▶ Work instructions:
The lines to copy are those in the listing that hold the word "title".

▶ Available data:
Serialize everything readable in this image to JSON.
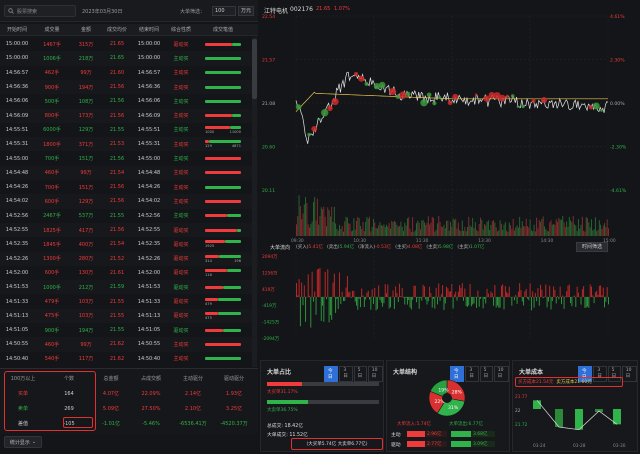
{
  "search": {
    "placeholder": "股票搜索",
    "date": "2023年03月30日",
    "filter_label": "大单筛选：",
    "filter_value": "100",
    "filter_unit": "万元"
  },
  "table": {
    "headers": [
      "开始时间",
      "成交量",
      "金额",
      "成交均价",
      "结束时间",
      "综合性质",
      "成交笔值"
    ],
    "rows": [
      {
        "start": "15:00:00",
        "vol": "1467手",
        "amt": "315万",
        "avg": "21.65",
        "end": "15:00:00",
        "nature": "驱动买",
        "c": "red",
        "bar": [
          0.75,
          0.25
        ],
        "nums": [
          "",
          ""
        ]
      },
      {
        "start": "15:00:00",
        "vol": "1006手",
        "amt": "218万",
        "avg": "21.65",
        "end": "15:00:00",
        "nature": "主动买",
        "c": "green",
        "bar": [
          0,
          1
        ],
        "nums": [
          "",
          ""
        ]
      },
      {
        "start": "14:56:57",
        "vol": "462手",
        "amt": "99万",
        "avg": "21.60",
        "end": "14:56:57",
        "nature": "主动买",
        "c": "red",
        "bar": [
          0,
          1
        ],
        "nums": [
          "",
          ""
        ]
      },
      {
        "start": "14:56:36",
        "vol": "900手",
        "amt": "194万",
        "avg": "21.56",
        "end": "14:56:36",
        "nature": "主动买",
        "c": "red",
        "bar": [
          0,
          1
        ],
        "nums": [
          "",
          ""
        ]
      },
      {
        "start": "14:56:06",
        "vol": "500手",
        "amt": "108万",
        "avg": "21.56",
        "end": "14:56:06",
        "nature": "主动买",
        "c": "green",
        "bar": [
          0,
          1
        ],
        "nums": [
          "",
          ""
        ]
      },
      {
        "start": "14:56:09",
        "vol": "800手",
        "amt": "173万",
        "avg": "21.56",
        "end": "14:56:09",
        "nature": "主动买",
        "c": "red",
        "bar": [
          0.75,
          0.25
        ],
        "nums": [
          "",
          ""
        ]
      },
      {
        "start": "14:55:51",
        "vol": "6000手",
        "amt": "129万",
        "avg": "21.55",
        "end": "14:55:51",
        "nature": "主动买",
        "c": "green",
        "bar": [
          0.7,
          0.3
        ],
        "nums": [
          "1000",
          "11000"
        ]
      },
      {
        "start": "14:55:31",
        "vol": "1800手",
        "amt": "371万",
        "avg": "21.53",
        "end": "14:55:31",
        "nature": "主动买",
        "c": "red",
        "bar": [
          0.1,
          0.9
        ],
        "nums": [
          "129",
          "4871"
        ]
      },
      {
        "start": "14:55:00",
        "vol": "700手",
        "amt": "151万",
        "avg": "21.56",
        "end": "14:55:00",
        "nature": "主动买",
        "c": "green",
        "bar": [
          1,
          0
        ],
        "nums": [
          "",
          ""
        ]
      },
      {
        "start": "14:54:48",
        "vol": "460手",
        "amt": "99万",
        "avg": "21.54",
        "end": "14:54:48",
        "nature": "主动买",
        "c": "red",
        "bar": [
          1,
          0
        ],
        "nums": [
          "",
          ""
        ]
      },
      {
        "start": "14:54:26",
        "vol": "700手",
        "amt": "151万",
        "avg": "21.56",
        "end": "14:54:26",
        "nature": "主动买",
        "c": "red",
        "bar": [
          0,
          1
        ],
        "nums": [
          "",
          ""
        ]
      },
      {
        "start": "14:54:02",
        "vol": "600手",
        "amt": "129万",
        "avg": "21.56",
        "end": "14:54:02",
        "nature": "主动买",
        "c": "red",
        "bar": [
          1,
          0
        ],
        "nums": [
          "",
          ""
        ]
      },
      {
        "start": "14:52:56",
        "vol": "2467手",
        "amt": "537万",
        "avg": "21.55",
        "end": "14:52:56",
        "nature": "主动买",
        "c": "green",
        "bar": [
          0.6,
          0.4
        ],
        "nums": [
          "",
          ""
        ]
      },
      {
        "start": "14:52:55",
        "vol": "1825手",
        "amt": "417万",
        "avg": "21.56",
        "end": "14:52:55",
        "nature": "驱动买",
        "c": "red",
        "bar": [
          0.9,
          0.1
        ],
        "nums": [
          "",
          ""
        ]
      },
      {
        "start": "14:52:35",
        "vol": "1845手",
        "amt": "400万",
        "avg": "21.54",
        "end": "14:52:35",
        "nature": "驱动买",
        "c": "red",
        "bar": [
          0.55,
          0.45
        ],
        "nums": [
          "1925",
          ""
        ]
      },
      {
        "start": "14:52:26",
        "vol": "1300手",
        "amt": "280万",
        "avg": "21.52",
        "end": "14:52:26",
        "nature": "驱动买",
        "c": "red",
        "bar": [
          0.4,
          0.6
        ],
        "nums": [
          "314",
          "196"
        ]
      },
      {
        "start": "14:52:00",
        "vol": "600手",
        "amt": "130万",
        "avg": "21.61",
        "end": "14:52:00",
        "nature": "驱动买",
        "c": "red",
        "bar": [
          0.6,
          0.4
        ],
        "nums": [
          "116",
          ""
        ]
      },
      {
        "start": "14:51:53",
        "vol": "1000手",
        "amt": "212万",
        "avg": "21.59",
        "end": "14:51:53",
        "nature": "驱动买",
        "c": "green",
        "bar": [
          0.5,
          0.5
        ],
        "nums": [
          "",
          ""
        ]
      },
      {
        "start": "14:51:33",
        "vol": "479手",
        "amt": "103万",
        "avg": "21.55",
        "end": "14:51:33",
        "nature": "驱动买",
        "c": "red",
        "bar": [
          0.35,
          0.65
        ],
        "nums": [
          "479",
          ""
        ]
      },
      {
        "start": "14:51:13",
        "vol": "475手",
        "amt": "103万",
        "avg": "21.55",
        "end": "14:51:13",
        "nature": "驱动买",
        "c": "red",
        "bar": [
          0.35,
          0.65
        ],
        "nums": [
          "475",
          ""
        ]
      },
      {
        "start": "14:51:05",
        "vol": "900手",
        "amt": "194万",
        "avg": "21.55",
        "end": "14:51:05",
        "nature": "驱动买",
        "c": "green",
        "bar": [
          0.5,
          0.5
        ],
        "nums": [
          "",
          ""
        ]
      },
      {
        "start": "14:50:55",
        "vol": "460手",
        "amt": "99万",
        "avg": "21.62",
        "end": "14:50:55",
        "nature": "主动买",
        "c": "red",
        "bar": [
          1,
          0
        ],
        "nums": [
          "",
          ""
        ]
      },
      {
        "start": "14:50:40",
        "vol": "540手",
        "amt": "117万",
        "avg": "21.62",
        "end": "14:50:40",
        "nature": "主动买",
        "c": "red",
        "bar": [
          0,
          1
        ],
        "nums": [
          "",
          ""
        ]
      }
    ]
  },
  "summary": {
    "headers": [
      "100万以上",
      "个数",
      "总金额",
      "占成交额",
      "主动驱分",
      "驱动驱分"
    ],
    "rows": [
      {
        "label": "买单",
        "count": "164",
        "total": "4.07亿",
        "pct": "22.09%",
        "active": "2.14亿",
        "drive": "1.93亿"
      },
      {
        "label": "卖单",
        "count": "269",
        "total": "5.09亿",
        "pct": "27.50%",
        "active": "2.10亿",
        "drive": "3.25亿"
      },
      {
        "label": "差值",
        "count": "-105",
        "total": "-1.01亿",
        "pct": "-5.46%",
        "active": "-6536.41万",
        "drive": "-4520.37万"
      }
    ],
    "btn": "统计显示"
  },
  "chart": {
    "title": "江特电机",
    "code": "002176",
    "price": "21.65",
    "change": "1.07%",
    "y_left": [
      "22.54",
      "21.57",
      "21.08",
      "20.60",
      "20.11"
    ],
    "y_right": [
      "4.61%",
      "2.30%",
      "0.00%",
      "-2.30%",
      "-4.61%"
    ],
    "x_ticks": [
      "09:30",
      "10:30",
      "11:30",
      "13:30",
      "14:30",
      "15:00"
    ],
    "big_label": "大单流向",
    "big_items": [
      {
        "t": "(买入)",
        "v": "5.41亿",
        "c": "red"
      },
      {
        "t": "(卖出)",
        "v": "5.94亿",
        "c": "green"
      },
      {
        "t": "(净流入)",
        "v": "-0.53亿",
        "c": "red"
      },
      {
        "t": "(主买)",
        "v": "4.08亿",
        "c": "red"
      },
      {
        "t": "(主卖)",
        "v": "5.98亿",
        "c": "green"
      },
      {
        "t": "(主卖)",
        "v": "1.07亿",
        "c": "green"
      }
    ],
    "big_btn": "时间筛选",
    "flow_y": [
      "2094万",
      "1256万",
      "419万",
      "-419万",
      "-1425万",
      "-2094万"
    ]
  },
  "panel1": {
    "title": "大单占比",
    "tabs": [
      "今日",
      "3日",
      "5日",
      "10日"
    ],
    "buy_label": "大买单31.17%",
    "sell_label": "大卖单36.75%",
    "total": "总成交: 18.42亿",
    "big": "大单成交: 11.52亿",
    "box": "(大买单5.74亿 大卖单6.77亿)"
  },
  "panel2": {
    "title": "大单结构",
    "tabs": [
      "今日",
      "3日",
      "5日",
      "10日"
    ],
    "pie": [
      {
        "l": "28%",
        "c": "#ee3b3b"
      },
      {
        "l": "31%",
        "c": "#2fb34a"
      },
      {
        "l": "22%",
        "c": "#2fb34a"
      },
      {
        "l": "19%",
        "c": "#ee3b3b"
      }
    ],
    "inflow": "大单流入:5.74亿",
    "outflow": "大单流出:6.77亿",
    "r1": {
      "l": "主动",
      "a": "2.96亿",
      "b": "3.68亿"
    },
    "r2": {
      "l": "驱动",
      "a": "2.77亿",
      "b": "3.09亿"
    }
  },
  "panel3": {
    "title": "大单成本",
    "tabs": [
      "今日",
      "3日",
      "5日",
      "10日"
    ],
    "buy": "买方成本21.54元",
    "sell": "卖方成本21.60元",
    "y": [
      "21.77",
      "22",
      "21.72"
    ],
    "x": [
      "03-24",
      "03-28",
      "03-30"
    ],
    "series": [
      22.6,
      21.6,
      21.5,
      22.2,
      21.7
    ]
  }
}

▶ Reply:
    "title": "江特电机",
    "title": "大单占比",
    "title": "大单结构",
    "title": "大单成本",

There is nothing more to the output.